WHERE TO STAY PRIOR TO OR AFTER THE HIKE. Yosemite has several campgrounds reserved for backpackers. You may stay one night at these campgrounds, and to do so you'll need a hiking permit. Cost is only 5$ per person so why pay for a hotel. Camp 4 is another campground that is cheap but it fills quickly. Many of the climbers stay here, as well as a lot of foreigners which is why I like it. Its a great place to meet people from all over the world. 6 people are assigned to a site, and if there are sites with less than 6 you will be mixed in with them. Weekends can get noisy, but the ranger will probably come around to quiet things down. Camp 4 is on the National Register of Historic Places because of its signicance to rock climbing. Bear Boxes are provided. There is also a backpackers campground at Tuolumne Meadows as well as White Wolf and Hetch Hetchy. You'll need a hiking permit to stay at any of these places.

BEARS - New for 2008. You can no longer hang food in Yosemite. You must use either a bear canister, or use bear boxes when available. These canisters can be rented in the park for 5 dollars per hike. A 75 dollar deposit is required, which amounted to writing your credit card info on the paperwork for the canister when I did it. You can bring your own canister if you have one, but it must be an approved container. To find out which canisters are approved check the sierrawildbear.gov website. This is an single source website that controls information for the parks in California to make it easy for hikers.

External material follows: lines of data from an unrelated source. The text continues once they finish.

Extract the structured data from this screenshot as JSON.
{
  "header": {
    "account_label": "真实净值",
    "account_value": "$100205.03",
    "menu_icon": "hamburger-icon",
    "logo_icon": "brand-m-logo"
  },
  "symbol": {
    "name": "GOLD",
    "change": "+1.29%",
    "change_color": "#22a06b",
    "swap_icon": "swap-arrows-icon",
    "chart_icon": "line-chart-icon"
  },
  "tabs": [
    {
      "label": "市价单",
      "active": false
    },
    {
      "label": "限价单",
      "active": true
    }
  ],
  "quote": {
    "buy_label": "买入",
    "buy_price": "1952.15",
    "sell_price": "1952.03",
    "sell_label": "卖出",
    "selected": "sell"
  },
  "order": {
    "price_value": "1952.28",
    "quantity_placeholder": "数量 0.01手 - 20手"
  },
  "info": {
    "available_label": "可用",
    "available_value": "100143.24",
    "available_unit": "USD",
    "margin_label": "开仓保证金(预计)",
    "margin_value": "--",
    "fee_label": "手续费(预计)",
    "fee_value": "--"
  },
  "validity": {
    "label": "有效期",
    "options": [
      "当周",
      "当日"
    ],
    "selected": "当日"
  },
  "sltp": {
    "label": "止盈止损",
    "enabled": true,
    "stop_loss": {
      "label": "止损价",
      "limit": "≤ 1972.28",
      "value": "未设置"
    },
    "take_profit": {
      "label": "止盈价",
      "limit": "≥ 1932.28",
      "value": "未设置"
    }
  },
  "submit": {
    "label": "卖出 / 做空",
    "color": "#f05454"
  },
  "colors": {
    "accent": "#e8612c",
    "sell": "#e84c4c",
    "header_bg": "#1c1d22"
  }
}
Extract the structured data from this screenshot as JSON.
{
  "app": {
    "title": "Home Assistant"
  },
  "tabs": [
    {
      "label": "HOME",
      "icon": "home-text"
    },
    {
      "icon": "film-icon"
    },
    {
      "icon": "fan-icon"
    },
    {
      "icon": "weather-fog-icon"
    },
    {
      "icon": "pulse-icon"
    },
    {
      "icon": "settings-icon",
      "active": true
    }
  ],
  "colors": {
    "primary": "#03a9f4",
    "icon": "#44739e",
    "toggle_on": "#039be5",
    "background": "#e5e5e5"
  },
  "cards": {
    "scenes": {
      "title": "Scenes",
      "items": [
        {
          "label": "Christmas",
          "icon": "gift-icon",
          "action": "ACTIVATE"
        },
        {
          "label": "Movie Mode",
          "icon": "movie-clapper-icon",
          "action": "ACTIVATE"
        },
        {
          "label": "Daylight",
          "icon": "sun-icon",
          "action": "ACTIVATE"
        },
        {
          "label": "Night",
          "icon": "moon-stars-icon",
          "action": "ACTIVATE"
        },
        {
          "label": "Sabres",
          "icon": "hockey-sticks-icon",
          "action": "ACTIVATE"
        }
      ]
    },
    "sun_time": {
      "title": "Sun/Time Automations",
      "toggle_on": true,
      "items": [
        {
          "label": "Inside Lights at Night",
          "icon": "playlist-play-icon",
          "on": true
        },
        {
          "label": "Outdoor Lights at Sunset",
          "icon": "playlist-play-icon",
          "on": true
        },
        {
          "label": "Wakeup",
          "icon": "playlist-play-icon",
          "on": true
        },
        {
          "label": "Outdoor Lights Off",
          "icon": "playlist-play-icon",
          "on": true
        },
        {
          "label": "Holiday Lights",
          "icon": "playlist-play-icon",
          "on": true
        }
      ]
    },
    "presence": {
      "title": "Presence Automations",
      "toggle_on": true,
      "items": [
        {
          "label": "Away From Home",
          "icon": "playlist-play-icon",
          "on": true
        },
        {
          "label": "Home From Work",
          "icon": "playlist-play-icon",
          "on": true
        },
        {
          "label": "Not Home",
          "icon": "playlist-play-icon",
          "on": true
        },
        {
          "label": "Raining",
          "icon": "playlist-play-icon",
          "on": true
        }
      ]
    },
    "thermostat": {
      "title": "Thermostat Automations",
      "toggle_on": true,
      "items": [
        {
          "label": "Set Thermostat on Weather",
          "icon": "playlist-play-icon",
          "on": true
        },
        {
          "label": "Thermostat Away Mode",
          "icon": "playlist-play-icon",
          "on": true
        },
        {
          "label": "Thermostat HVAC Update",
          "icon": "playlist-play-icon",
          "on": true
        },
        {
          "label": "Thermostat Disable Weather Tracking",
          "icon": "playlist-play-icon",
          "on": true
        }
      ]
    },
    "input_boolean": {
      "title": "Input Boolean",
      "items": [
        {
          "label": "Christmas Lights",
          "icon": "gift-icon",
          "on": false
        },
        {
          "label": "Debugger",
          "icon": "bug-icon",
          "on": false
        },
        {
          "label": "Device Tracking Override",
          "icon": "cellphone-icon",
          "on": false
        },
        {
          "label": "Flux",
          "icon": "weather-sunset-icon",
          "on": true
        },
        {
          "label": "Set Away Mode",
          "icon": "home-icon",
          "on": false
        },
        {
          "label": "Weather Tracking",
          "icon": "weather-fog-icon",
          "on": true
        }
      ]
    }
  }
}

WHEN TO GO ? There is no good answer to this question. It depends on a number of factors but the number one concern is snow. Normally you can go hiking by the end of July into September, but too much or too little snow changes that. If there is a heavy snow pack with a cool spring and late summer the snow won't melt. There could be a heavy snow pack but a hot spring and all that snow will melt early. You may think thats a good thing, but only if you're able to change your plans and go hiking earlier than expected. If you wait too long the creeks dry up and you'll have trouble finding water if you're expecting to get your water from these small creeks. Go too early and you'll be hiking in snow and muddy trails, and plenty of mosquitos. At least you'll find plenty of water but you may not enjoy your hike. If you can be flexible you'll need to keep an eye on the weather to see what the temperatures are doing. You'll also want to watch the California Snow Page to see how much snow there is in the mountains. Remember, what you're looking at on these pages is inches of water in the snow, not the snow pack. The actual snow pack could be 3 times what you're seeing. On the site you'll scroll down to the bottom and click on a river basin you're interested in. If you're looking for Yosemite you'll be wanting to look at the Tuolumne and Merced Rivers. Maybe wait at least a month after the levels reach zero. If in doubt, call the rangers at Yosemite.

Live view of Yosemite Valley, follow their link back to the Yosemite Associations home page for more info, including Farely, my favorite cartoon located in the Newsroom.


If you're looking for books on Yosemite my favorite authors are Jeffrey P. Schaffer, Lew & Ginny Clark and Thomas Winnett. For maps I prefer the Harrison maps. I've found some error on the Trails Illustrated map in the area north of Yosemite (the trail had been moved away from the river for several miles), and even after notifying them 10 years ago, it still hasn't been corrected. I try to avoid Falcon books. Unless you have a seperate map of the area covered by the book you'll have a difficult time putting a hike togeather. Thats ok if you're happy doing only the hike as outlined in their books. I've also seen hikes listed in their books that are on trails closed in summer in they're Minnesota books. Something they don't point out.